The appeal asked the court to examine the practice of terrorism suspects allegedly being transferred to secret CIA prisons abroad for interrogation and, some claim, torture.
The terrorism suspects sued Boeing subsidiary Jeppesen Dataplan in 2007 for transferring them to prisons around the world where, they claim, they were tortured.
The high court has refused several other appeals based on the government's invocation of state secrets to derail lawsuits.
“The existence of these prisons and the existence of the program has been acknowledged by the Bush administration and later by the Obama administration,” Casey told RT. “But somehow these people who’ve been tortured and really have been through terrible situations do not get their day in court because the Supreme Court decided not to hear the appeal.”
“When Obama took office he promised transparency, promised his administration would be open and above board and let people know what they are doing,” Casey said. “We really don’t know what’s happening. And it’s very possible this program is continuing in this way or another.”
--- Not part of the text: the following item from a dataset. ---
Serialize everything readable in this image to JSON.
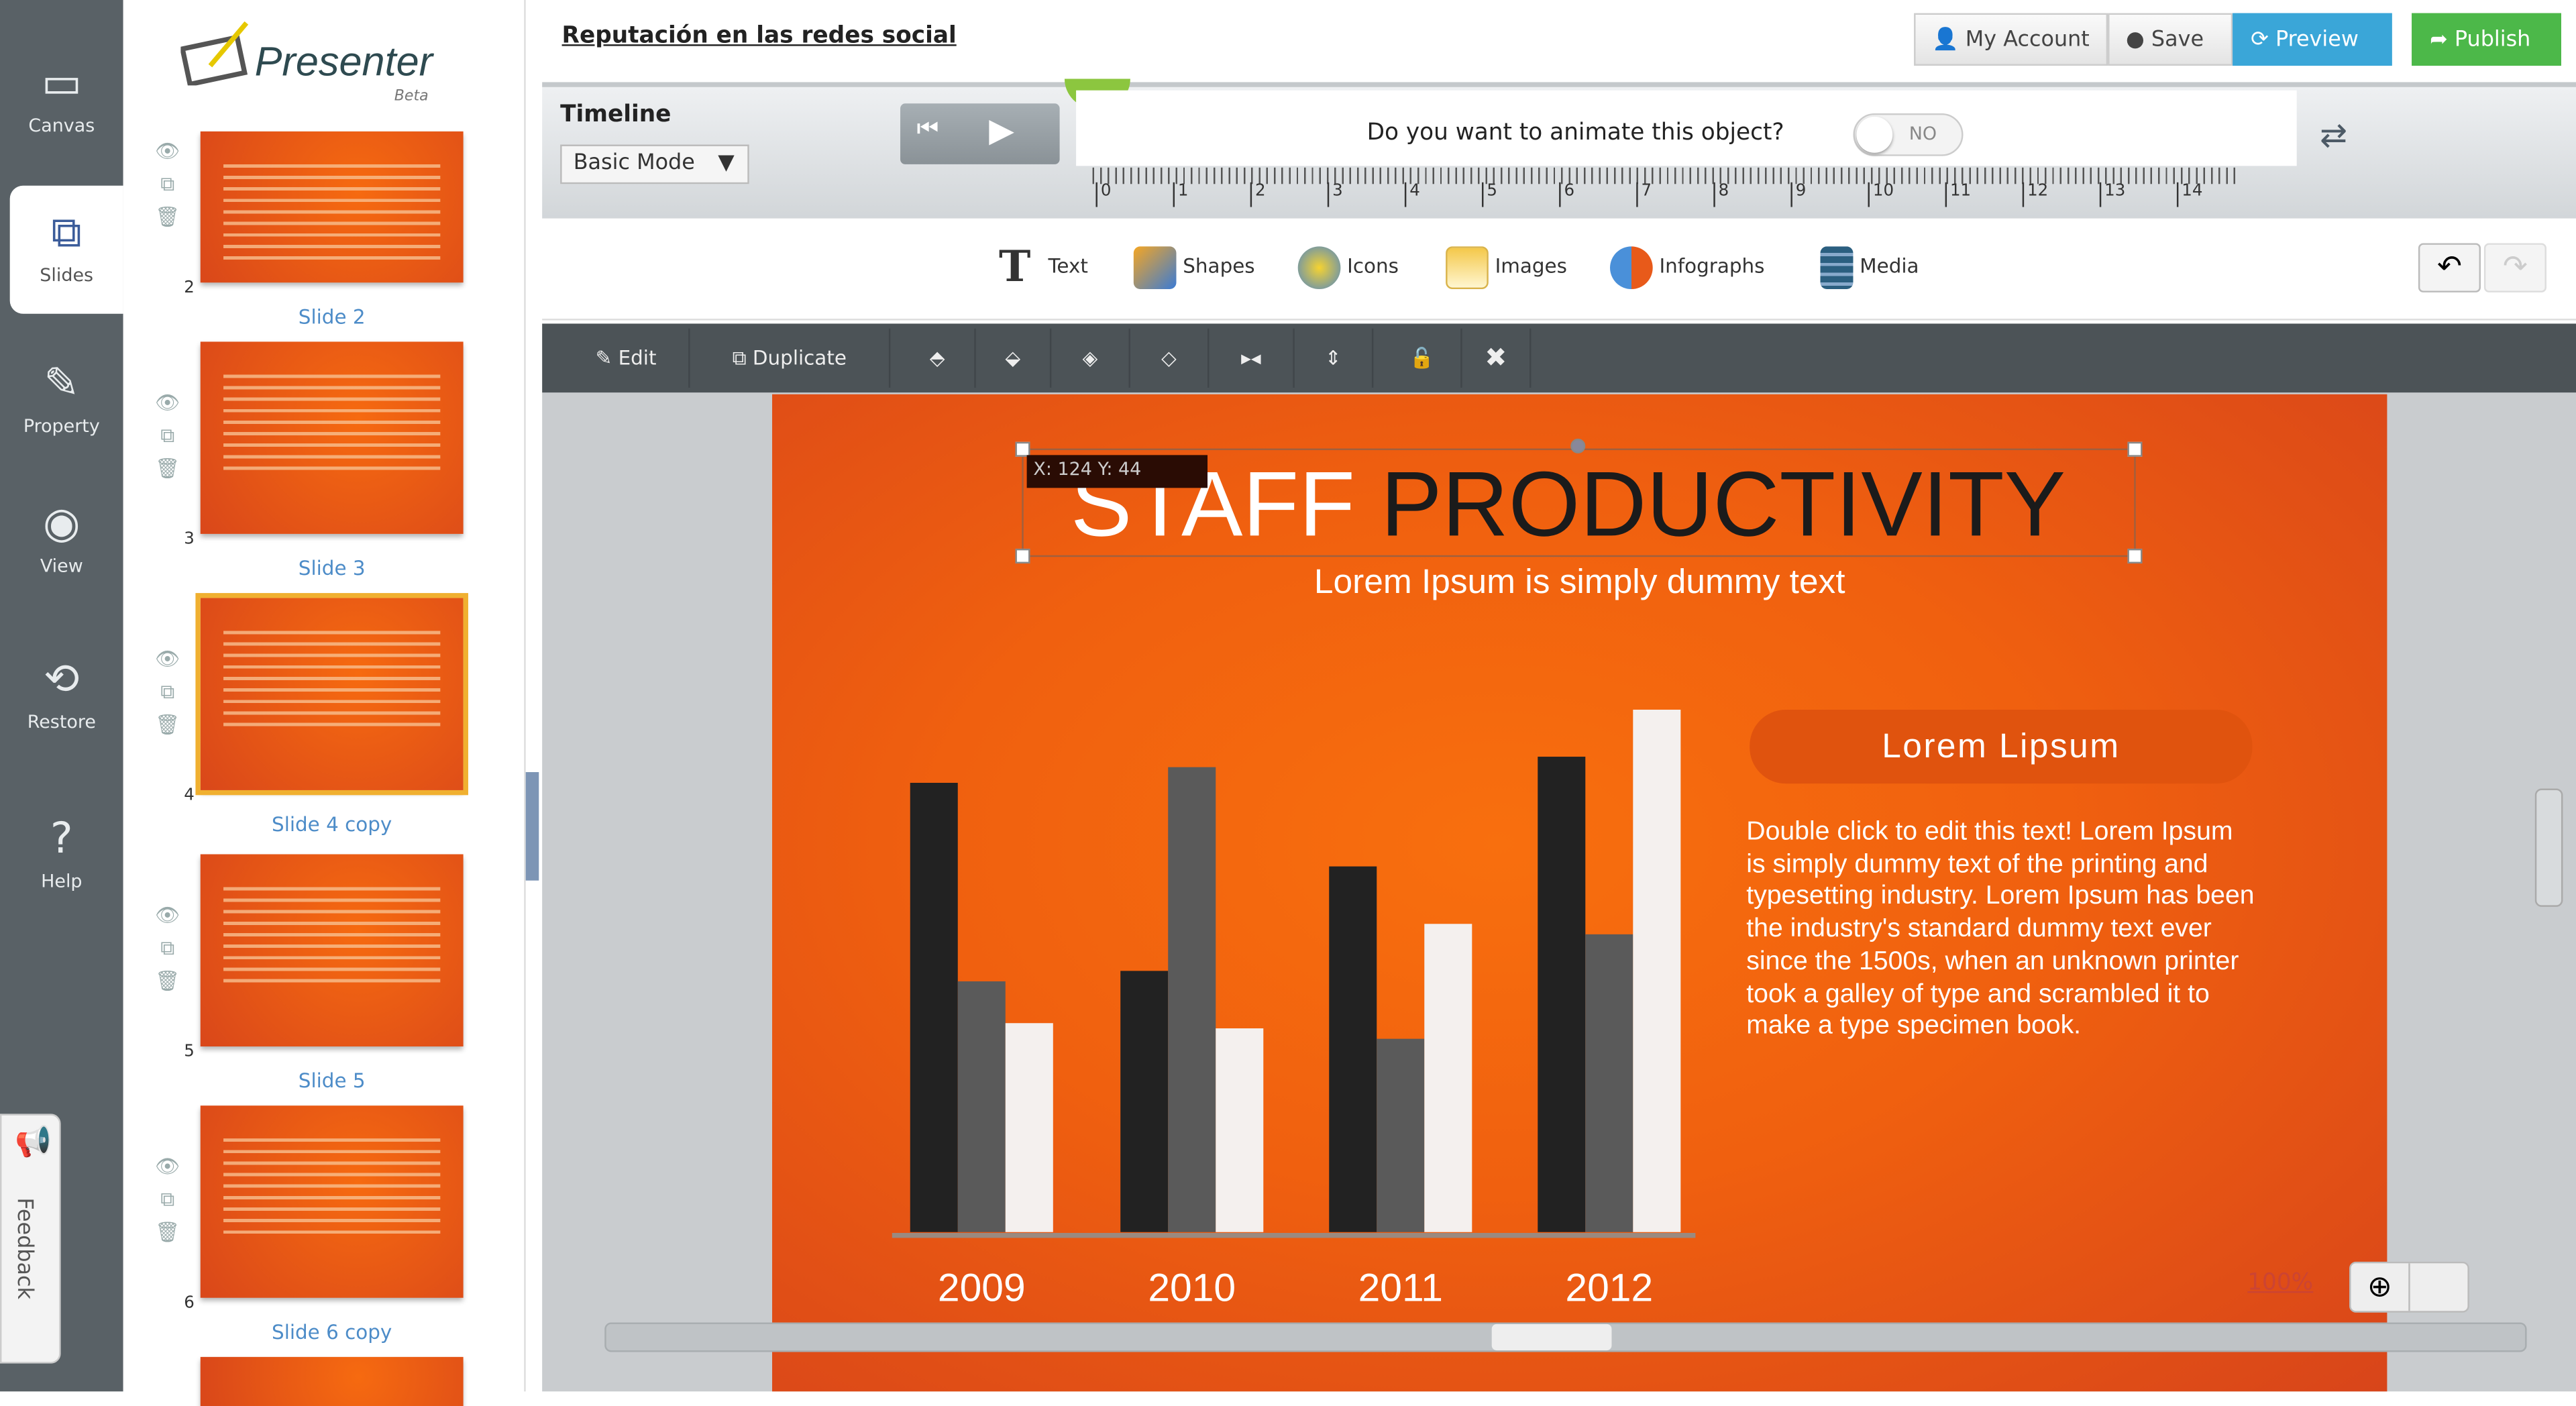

“The practice of torture is illegal, it’s immoral, it’s completely forbidden by international conventions, including the Geneva Convention – which the US is supposed to be a party to” Casey noted. “This is illegal activity, and by using the cover of ‘state secrets would be revealed’ – it’s just a way of continuing not to have accountability for this program, and by the Supreme Court passing on even hearing it, it means they are not living up to their constitutional responsibility to oversee what the executive branch is doing.”
Eric Montalvo, a US military attorney who has defended detainees at Guantanamo Bay, thinks there are ways to review such matters behind closed doors.
“I don’t understand exactly what the administration is trying to resolve here by asserting the ‘states secret’ position,” he said.
“The US is not interested in revealing its cooperation with various nations,” he said. “Some of them, if they did reveal they’re cooperating with the US, it would create internal problems for them. So I think this is more a matter of diplomacy than a legal position.”
The director of the Institute for Policy Studies, Phyllis Bennis, talked to RT about why she thinks the latest decisions by the government and the Supreme Court pose a threat to the US justice system.
“By refusing to hear this case, they leave in place a ruling that essentially says the federal government – whenever they choose – can stop a lawsuit on the grounds of what is called ‘state privilege’ or ‘state security’ without any judicial oversight. It’s very dangerous,” she said.
“Private corporations, private contractors are playing a far greater role in wars in Afghanistan, Iraq and elsewhere, as well as at home, in issues that once belonged solely to the government,” she continued. “And this is a huge problem, because it means that we see legal decisions are being carried out by private corporations. There’s even less accountability. There are even greater barriers between getting information about who is responsible, holding them accountable, bringing them to justice. This is a serious attack on the justice system of the US.”